Continue reading “Rediscovering home”

Sod it. It’s an adventure.

My Friday morning started as it usually does – get into dress-down attire for work, get on the train and thank my lucky stars it’s the end of the working week. This one was somewhat different however. The normal exchanges with my partner on text were not our usual style. She floated the idea of going away for the weekend. “Great”, I thought. It sounded brilliant. One thing niggled me though, and that was the fact we hadn’t booked anywhere. Camping probably wasn’t a good idea, given the cold weather and approaching storm front, and judging by the places were were looking at going to, hotels were a no-no. Our chat tennis went on for an hour or so, even when I was at my desk, getting the death stare from my boss. Eventually the day ended, and we had a shortlist of places to go, just nowhere to stay. So over dinner we raided a well known accommodation site and found a nice looking solution.

We had a low budget, and didn’t really fancy occupying a room in a house, so our search rapidly reduced and left us with only a few options. Guided by the photographs, I suggested a tin shepherd’s hut on the side of a hill overlooking a valley. Granted, the photos looked superb – clear blue sky, sunny day, greenery and scenery. So we went for it, and booked it. In correspondence with us, the vendor said something along the lines of, “So, you’ve definitely checked all of the information and you’re happy with it?”. Of course we had…not. It turned out, this summery retreat offered no electricity, a compost toilet, and an outside shower. And it was February. And there was going to be one hell of a storm.

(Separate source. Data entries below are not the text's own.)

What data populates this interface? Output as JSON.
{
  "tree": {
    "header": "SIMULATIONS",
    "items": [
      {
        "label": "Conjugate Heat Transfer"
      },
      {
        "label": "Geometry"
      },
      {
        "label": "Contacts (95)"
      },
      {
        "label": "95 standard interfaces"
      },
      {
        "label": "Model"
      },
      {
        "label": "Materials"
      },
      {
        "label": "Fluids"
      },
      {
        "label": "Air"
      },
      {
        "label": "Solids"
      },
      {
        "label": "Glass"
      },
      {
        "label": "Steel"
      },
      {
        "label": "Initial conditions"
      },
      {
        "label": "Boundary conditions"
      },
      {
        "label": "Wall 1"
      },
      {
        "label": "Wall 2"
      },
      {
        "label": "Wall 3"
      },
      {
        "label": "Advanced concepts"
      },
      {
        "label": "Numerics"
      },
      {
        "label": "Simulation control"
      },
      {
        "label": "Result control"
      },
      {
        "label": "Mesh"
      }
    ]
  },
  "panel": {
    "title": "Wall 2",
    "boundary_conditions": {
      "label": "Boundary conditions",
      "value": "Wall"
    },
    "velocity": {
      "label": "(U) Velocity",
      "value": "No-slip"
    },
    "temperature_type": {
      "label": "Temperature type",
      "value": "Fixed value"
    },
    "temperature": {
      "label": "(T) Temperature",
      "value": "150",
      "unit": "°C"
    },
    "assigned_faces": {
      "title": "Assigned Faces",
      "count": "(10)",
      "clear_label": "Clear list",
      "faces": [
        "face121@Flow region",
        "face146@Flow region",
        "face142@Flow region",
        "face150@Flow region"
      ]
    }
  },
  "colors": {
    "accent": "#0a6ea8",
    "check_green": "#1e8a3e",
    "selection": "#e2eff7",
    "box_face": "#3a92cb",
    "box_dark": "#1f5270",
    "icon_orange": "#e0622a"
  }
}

There are many times that test couples. This potentially could have been one of them, and it was definitely an indicator as to if we were on the same page. Luckily, we looked at eachother as if to say, “Sod it, it’s an adventure. Let’s do it.” We arrived in fairly pleasant weather, no sign of the impending storm, and had lunch in the local pub. We found our digs and settled in. Just one room – a cosy-looking sofa bed, sink, gas cooker and a wood burning stove. First things first, the stove was lit. Candles lit as it gradually got darker. A few cups of tea, quick dinner and a game of chess later, it was dark outside yet still only 6pm. This is how it must have felt for Victorian farmers. It was perfect to switch off, go off grid and just spend uninterrupted time together, away from people and technology.

As the wind and rain battered us from outside, inside was a warm haven, sheltered from it all. Constantly feeding the fire meant that after a few hours I was down to shorts and t-shirt and we had to open a window. The only brave venturing outdoor we had to do was to use the toilet, which was a composting loo – an advanced hole in the ground effectively.

We had planned to get up in the morning and go for a walk into the hills. This was looking less and less likely as the night wore on with the wind whistling around us and the rain lashing the windows. It actually sounded like we were in a car wash.

Morning came and just like the way we decided to stay in an electricity-deprived tin shed, we decided to head out anyway. An hour later we were battling just to get out of the car with the wind pummeling us from each direction. The local sheep, unfazed by such conditions, seemed to look on amused. All in, we managed a three mile trek up to the ridgeline and back. The high wind on top, combined with horizontal hail, effectively forced us to retreat the way we’d came. The real fun began when we had to get changed in my five-door hatchback. Never before has my yearning for a campervan been so strong. The warm buzz from being exposed to the elements then slowly drying out and thawing lasted for a couple of hours, helped by a Sunday roast in the pub. It’s funny, it’s probably on a par with the buzz I get from a really good run.

I think it’s safe to say, we’re not ones for backing away from adventure. Bring it on.